LinkedIn is a powerful platform for professionals – far more complex and valuable than just a résumé posting site.
On the surface, yes, LinkedIn does just look like an online resume tool. What lies beneath your profile, though, is a massive network of groups and companies to join and follow. Each move you make on LinkedIn is attached to your profile, essentially building a portfolio of information surrounding your name. So, how do you spread your knowledge through a seemingly static site?
LinkedIn rules allow you to join up to 50 groups with which you can interact. We recommend maxing out your groups but being an active participant in at least 10. You can either let LinkedIn suggest groups for you based on the information it automatically pulls from your profile or you can search based on your interests in the search bar.
Large groups as well as small groups have their benefits and drawbacks. Large groups may cause you to "get lost in the sauce" and tend to lead to low level of engagement. Small groups, though very targeted, may not have enough traffic for your discussion topics or engagement to gain any traction. The key is to join those with the greatest relevance to you and what you have to offer.
However, your groups don't have to be exclusively focused on your profession. After all, from 5 P.M. to 8 A.M., you belong to your family and friends. When you step back and look at the groups you follow, they should reflect your interests as a whole person.

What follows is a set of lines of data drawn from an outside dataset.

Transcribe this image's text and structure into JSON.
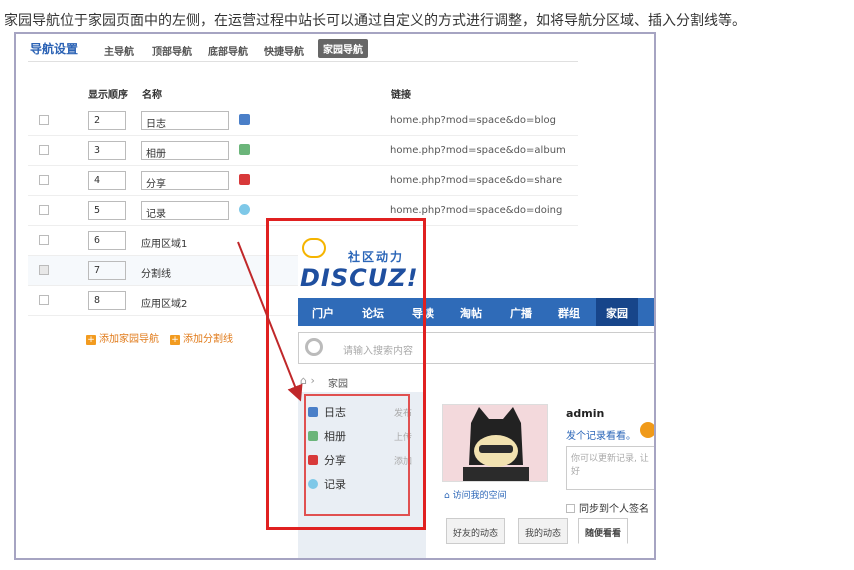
{
  "caption": "家园导航位于家园页面中的左侧，在运营过程中站长可以通过自定义的方式进行调整，如将导航分区域、插入分割线等。",
  "tabs": {
    "title": "导航设置",
    "items": [
      "主导航",
      "顶部导航",
      "底部导航",
      "快捷导航"
    ],
    "active": "家园导航"
  },
  "table": {
    "headers": {
      "order": "显示顺序",
      "name": "名称",
      "link": "链接"
    },
    "rows": [
      {
        "order": "2",
        "name": "日志",
        "link": "home.php?mod=space&do=blog",
        "editable": true
      },
      {
        "order": "3",
        "name": "相册",
        "link": "home.php?mod=space&do=album",
        "editable": true
      },
      {
        "order": "4",
        "name": "分享",
        "link": "home.php?mod=space&do=share",
        "editable": true
      },
      {
        "order": "5",
        "name": "记录",
        "link": "home.php?mod=space&do=doing",
        "editable": true
      },
      {
        "order": "6",
        "name": "应用区域1",
        "link": "",
        "editable": false
      },
      {
        "order": "7",
        "name": "分割线",
        "link": "",
        "editable": false
      },
      {
        "order": "8",
        "name": "应用区域2",
        "link": "",
        "editable": false
      }
    ],
    "add_home_nav": "添加家园导航",
    "add_separator": "添加分割线"
  },
  "discuz": {
    "slogan": "社区动力",
    "logo": "DISCUZ!",
    "nav": [
      "门户",
      "论坛",
      "导读",
      "淘帖",
      "广播",
      "群组",
      "家园"
    ],
    "nav_active": "家园",
    "search_placeholder": "请输入搜索内容",
    "breadcrumb": "家园",
    "side_items": [
      {
        "label": "日志",
        "action": "发布"
      },
      {
        "label": "相册",
        "action": "上传"
      },
      {
        "label": "分享",
        "action": "添加"
      },
      {
        "label": "记录",
        "action": ""
      }
    ],
    "username": "admin",
    "record_prompt": "发个记录看看。",
    "status_placeholder": "你可以更新记录, 让好",
    "visit_space": "访问我的空间",
    "sync_label": "同步到个人签名",
    "feed_tabs": [
      "好友的动态",
      "我的动态",
      "随便看看"
    ],
    "feed_active": "随便看看"
  },
  "colors": {
    "accent": "#2f6bb8",
    "highlight": "#e02020",
    "add": "#e07a19"
  }
}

What's involved in participating?
LinkedIn is truly a 3-tier participation platform. Commenting, posting your own discussion threads and group management. The greatest amount of direct engagement in which you can participate is commenting. Leaving your personal stamp on different topics within a group is an excellent way to provoke thoughts and encourage others to discuss.
Posting an article as a group discussion is as easy as hitting the LinkedIn publishing button found on most sites that have content worth sharing. Once you're in the sharing window, select the Post to group(s) option.
Sometimes we move too fast and forget to notice the small nuances that present themselves as opportunities. The best way to show your commitment to engagement is to come back to your discussion topic to continue the conversation with whomever is engaging. Without providing feedback, you could be seen as an absentminded auto-poster.
As a LinkedIn group manager, you're responsible for the general conduct and direction of the group. Much of the involvement on this level is overseeing conversations, deleting SPAM, and as participating. Don't build a reputation of a fly-by-night group manager.
What does all of this culminate in?
When you become an active LinkedIn group participant, you're viewed as knowledgeable and interested in continuous education. Your profile can be highlighted and rewarded for positive participation and others will appreciate your willingness to offer help and foster discussions with other professionals. Building your credibility through LinkedIn is not a trying task and you don't have to change much from what you probably already do on a daily basis.
So is LinkedIn just a resume tool anymore? Well, yes, you can use it for that one static option or you can make a meaningful name for yourself through discussion, interaction and connection-building. Groups on LinkedIn are where the magic happens.
Need help with the basics? Check out our Complete Guide to LinkedIn Groups for pointers on getting started.